◆ What this task involves
Find the line that contains "Decode this image" in the entries below. Write out that line and all that follow it, unchanged and alone.

------------------------------------------------

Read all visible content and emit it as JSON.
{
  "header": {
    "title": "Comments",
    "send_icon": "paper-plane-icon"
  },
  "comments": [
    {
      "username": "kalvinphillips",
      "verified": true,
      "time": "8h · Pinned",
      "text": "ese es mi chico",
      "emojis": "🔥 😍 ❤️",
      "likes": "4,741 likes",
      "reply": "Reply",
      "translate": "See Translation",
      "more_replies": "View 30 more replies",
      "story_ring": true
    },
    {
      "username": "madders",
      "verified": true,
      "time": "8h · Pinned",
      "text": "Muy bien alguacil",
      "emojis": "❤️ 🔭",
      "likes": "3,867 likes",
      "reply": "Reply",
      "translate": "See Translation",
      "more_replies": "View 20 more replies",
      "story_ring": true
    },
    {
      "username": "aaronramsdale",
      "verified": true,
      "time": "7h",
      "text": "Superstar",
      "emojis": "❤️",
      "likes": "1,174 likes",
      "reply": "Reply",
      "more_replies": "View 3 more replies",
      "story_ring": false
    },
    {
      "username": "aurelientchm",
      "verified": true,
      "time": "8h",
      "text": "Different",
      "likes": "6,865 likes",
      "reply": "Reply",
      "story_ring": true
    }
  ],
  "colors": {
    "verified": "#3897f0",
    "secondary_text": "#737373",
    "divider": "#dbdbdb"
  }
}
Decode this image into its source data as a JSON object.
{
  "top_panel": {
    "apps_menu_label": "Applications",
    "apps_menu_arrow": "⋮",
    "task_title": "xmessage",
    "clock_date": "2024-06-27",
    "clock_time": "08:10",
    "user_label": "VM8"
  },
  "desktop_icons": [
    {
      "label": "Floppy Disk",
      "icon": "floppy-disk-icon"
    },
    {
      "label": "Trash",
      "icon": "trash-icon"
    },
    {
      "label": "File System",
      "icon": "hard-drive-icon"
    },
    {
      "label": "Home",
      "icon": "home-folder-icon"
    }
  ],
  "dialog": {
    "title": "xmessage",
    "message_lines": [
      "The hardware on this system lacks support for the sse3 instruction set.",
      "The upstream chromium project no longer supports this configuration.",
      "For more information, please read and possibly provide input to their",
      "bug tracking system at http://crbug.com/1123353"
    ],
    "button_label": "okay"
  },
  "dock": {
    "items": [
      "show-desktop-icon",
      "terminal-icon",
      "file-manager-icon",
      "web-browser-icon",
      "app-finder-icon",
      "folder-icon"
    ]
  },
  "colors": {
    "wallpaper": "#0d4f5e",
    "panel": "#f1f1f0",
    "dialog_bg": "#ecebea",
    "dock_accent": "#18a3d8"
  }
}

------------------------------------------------

◆ Result of this task
Decode this image into its source data as a JSON object.
{
  "top_panel": {
    "apps_menu_label": "Applications",
    "apps_menu_arrow": "⋮",
    "task_title": "xmessage",
    "clock_date": "2024-06-27",
    "clock_time": "08:10",
    "user_label": "VM8"
  },
  "desktop_icons": [
    {
      "label": "Floppy Disk",
      "icon": "floppy-disk-icon"
    },
    {
      "label": "Trash",
      "icon": "trash-icon"
    },
    {
      "label": "File System",
      "icon": "hard-drive-icon"
    },
    {
      "label": "Home",
      "icon": "home-folder-icon"
    }
  ],
  "dialog": {
    "title": "xmessage",
    "message_lines": [
      "The hardware on this system lacks support for the sse3 instruction set.",
      "The upstream chromium project no longer supports this configuration.",
      "For more information, please read and possibly provide input to their",
      "bug tracking system at http://crbug.com/1123353"
    ],
    "button_label": "okay"
  },
  "dock": {
    "items": [
      "show-desktop-icon",
      "terminal-icon",
      "file-manager-icon",
      "web-browser-icon",
      "app-finder-icon",
      "folder-icon"
    ]
  },
  "colors": {
    "wallpaper": "#0d4f5e",
    "panel": "#f1f1f0",
    "dialog_bg": "#ecebea",
    "dock_accent": "#18a3d8"
  }
}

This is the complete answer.